• [Problem to solve]: Go through the records line by line. Report how many lines contain "Subject", with nothing else.

Stored items:
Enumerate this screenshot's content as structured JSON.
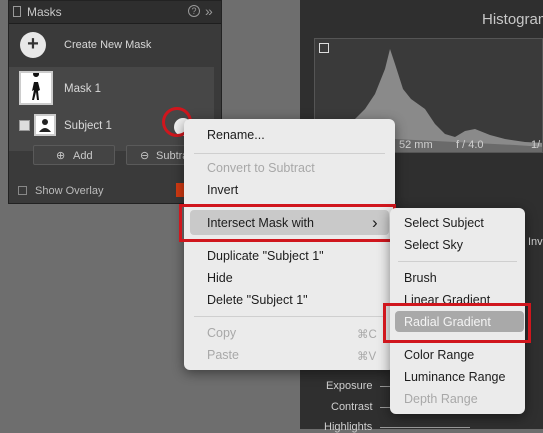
{
  "masks_panel": {
    "title": "Masks",
    "help_icon": "?",
    "collapse_icon": "»",
    "create_label": "Create New Mask",
    "create_icon": "+",
    "mask1_label": "Mask 1",
    "subject_label": "Subject 1",
    "add_label": "Add",
    "subtract_label": "Subtra",
    "show_overlay_label": "Show Overlay"
  },
  "right_panel": {
    "histogram_title": "Histogram",
    "focal_length": "52 mm",
    "aperture": "f / 4.0",
    "shutter_fragment": "1/",
    "inv_fragment": "Inv",
    "sliders": [
      "Exposure",
      "Contrast",
      "Highlights"
    ]
  },
  "context_menu": {
    "items": [
      {
        "label": "Rename...",
        "enabled": true
      },
      {
        "label": "Convert to Subtract",
        "enabled": false
      },
      {
        "label": "Invert",
        "enabled": true
      },
      {
        "label": "Intersect Mask with",
        "enabled": true,
        "submenu": true,
        "arrow": "›"
      },
      {
        "label": "Duplicate \"Subject 1\"",
        "enabled": true
      },
      {
        "label": "Hide",
        "enabled": true
      },
      {
        "label": "Delete \"Subject 1\"",
        "enabled": true
      },
      {
        "label": "Copy",
        "enabled": false,
        "shortcut": "⌘C"
      },
      {
        "label": "Paste",
        "enabled": false,
        "shortcut": "⌘V"
      }
    ]
  },
  "submenu": {
    "items": [
      {
        "label": "Select Subject",
        "enabled": true
      },
      {
        "label": "Select Sky",
        "enabled": true
      },
      {
        "label": "Brush",
        "enabled": true
      },
      {
        "label": "Linear Gradient",
        "enabled": true
      },
      {
        "label": "Radial Gradient",
        "enabled": true,
        "highlighted": true
      },
      {
        "label": "Color Range",
        "enabled": true
      },
      {
        "label": "Luminance Range",
        "enabled": true
      },
      {
        "label": "Depth Range",
        "enabled": false
      }
    ]
  },
  "colors": {
    "highlight_red": "#d0161d",
    "menu_bg": "#ebebeb",
    "selected_row": "#c9c9c9",
    "radial_highlight": "#a9a9a9"
  }
}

• [Written response]: 4